The attacker, identified as Islam Qteishat, triggered the explosive after arousing the suspicion of three hitchhikers standing on the shoulder of the road, killing one and injuring two.
The violence prompted warnings from Mr. Sharon and other Cabinet ministers that Israel would halt confidence-building measures called for under the “road map” peace plan unless the Palestinian Authority stepped up its effort to rein in militants.
“It won’t be possible to advance the political process, and ultimately the Palestinians may not get what they want if terror doesn’t stop completely,” Mr. Sharon said.
Mr. Abbas condemned the attacks and cut short a visit to the Persian Gulf to return to the West Bank, but he also accused Israel of violating the road map by attacking militants in the West Bank over the last month.
At the end of June, Palestinian militant groups from Hamas, Islamic Jihad and Palestinian leader Yasser Arafat’s Fatah party agreed on the cease-fire just as the Palestinian Authority reached a pullback agreement with Israel for the Gaza Strip.
Spokesmen for Hamas said the success of the cease-fire, known in Arabic as a “hudna,” depended on Israeli behavior even though Israel was not a party to the pact.
“We are still committed to the hudna, but we have stated that if the Israelis continue in the terror actions against the Palestinians there will be reaction from our side,” said Hamas leader Abdel Aziz Rantisi.
“The Israelis have violated all our conditions day after day, so we had no other choice. It all depends on Sharon.”
Despite the timing and location of the two attacks, an Israeli army spokesman said the military was unsure whether they were carried out in coordination with one another.
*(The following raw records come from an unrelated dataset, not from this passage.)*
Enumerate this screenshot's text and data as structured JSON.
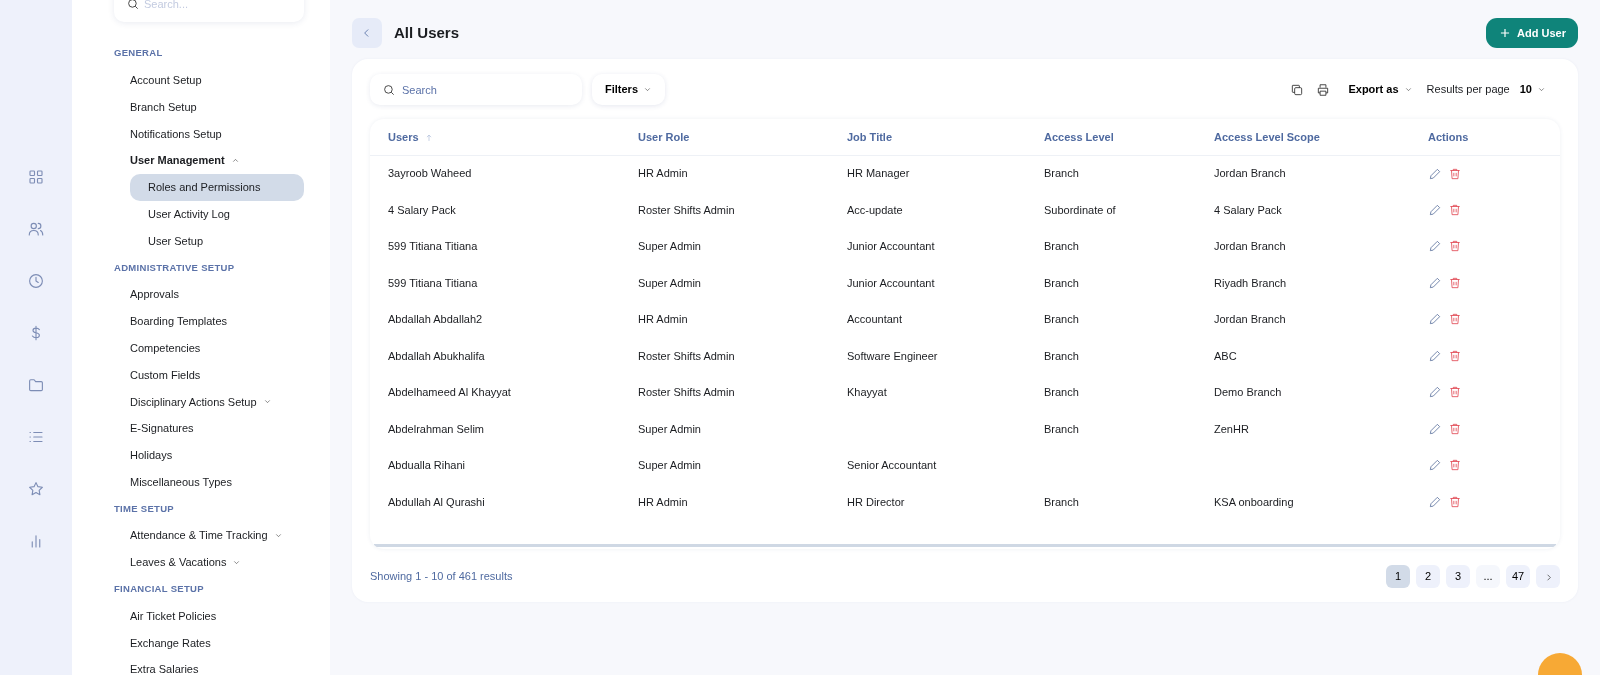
{
  "sidebar": {
    "search": {
      "placeholder": "Search..."
    },
    "sections": [
      {
        "title": "GENERAL",
        "items": [
          {
            "label": "Account Setup",
            "selected": false
          },
          {
            "label": "Branch Setup",
            "selected": false
          },
          {
            "label": "Notifications Setup",
            "selected": false
          },
          {
            "label": "User Management",
            "selected": false,
            "expanded": true,
            "children": [
              {
                "label": "Roles and Permissions",
                "selected": true
              },
              {
                "label": "User Activity Log",
                "selected": false
              },
              {
                "label": "User Setup",
                "selected": false
              }
            ]
          }
        ]
      },
      {
        "title": "ADMINISTRATIVE SETUP",
        "items": [
          {
            "label": "Approvals",
            "selected": false
          },
          {
            "label": "Boarding Templates",
            "selected": false
          },
          {
            "label": "Competencies",
            "selected": false
          },
          {
            "label": "Custom Fields",
            "selected": false
          },
          {
            "label": "Disciplinary Actions Setup",
            "selected": false,
            "expanded": false
          },
          {
            "label": "E-Signatures",
            "selected": false
          },
          {
            "label": "Holidays",
            "selected": false
          },
          {
            "label": "Miscellaneous Types",
            "selected": false
          }
        ]
      },
      {
        "title": "TIME SETUP",
        "items": [
          {
            "label": "Attendance & Time Tracking",
            "selected": false,
            "expanded": false
          },
          {
            "label": "Leaves & Vacations",
            "selected": false,
            "expanded": false
          }
        ]
      },
      {
        "title": "FINANCIAL SETUP",
        "items": [
          {
            "label": "Air Ticket Policies",
            "selected": false
          },
          {
            "label": "Exchange Rates",
            "selected": false
          },
          {
            "label": "Extra Salaries",
            "selected": false
          }
        ]
      }
    ]
  },
  "page": {
    "title": "All Users",
    "add_button": "Add User"
  },
  "toolbar": {
    "search": {
      "placeholder": "Search"
    },
    "filters": "Filters",
    "export": "Export as",
    "results_label": "Results per page",
    "results_value": "10"
  },
  "table": {
    "columns": [
      {
        "label": "Users",
        "sorted": true
      },
      {
        "label": "User Role",
        "sorted": false
      },
      {
        "label": "Job Title",
        "sorted": false
      },
      {
        "label": "Access Level",
        "sorted": false
      },
      {
        "label": "Access Level Scope",
        "sorted": false
      },
      {
        "label": "Actions",
        "sorted": false
      }
    ],
    "rows": [
      [
        "3ayroob Waheed",
        "HR Admin",
        "HR Manager",
        "Branch",
        "Jordan Branch"
      ],
      [
        "4 Salary Pack",
        "Roster Shifts Admin",
        "Acc-update",
        "Subordinate of",
        "4 Salary Pack"
      ],
      [
        "599 Titiana Titiana",
        "Super Admin",
        "Junior Accountant",
        "Branch",
        "Jordan Branch"
      ],
      [
        "599 Titiana Titiana",
        "Super Admin",
        "Junior Accountant",
        "Branch",
        "Riyadh Branch"
      ],
      [
        "Abdallah Abdallah2",
        "HR Admin",
        "Accountant",
        "Branch",
        "Jordan Branch"
      ],
      [
        "Abdallah Abukhalifa",
        "Roster Shifts Admin",
        "Software Engineer",
        "Branch",
        "ABC"
      ],
      [
        "Abdelhameed Al Khayyat",
        "Roster Shifts Admin",
        "Khayyat",
        "Branch",
        "Demo Branch"
      ],
      [
        "Abdelrahman Selim",
        "Super Admin",
        "",
        "Branch",
        "ZenHR"
      ],
      [
        "Abdualla Rihani",
        "Super Admin",
        "Senior Accountant",
        "",
        ""
      ],
      [
        "Abdullah Al Qurashi",
        "HR Admin",
        "HR Director",
        "Branch",
        "KSA onboarding"
      ]
    ]
  },
  "footer": {
    "summary": "Showing 1 - 10 of 461 results",
    "pages": [
      {
        "label": "1",
        "kind": "page",
        "selected": true
      },
      {
        "label": "2",
        "kind": "page",
        "selected": false
      },
      {
        "label": "3",
        "kind": "page",
        "selected": false
      },
      {
        "label": "...",
        "kind": "ellipsis",
        "selected": false
      },
      {
        "label": "47",
        "kind": "page",
        "selected": false
      }
    ]
  }
}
Cooperation between Hamas and Fatah’s Al Aqsa Martyrs Brigade on such terror attacks is unusual, said Yoni Sheinfeld, a spokesman for the Israeli army central command.
The attack in Rosh Ha’ayin rocked a neighborhood populated by senior Israeli army and police officers, including National Police Chief Shlomo Aharonishki.
Although the city lies just inside the border with the West Bank, residents said they had believed the absence of any attacks in the three-year Palestinian uprising here stemmed from the high presence of police officers, even if they weren’t on duty.
Vladimir Reider, a Russian immigrant violinist with the Israeli Chamber Orchestra, said he had come to a pharmacy in the supermarket to buy medicine and was standing near the cashier when the suicide bomber detonated the explosive.
“I heard the explosion behind me — it was three meters away,” said Mr. Reider, who still was having trouble hearing out of his left ear. “I didn’t know what had happened. Then I saw a young man sprawled on the floor with half his body blown away. He was still alive, but barely.”
The attack is likely to bolster calls in Israel for the government to complete the construction of a security fence between the Palestinians and Israelis. The first section of the fence, completed only two weeks ago, ends just a few miles north of Rosh Ha’ayin.
Ariel Mayor Ron Nachman told Israeli radio that the government should reroute the fence 10 miles into the West Bank to include his town of 17,000, the largest settlement in the northern West Bank.
President Bush has said directing the barrier through Palestinian lands in the West Bank would be a “problem.”
Since the end of the war in Iraq and the introduction of the road map peace plan, the mood in Israel has improved, with diners returning to restaurants and consumers spending more on electronic appliances.
But there was little optimism after yesterday’s bombing that the tenuous Palestinian cease-fire would strengthen into a durable period of peace.
“I think the hudna is a show for both sides. Neither side wants peace,” said Omer Ozer, an employee at a candy kiosk next to the supermarket that was bombed. “Now it’s the end of the show.”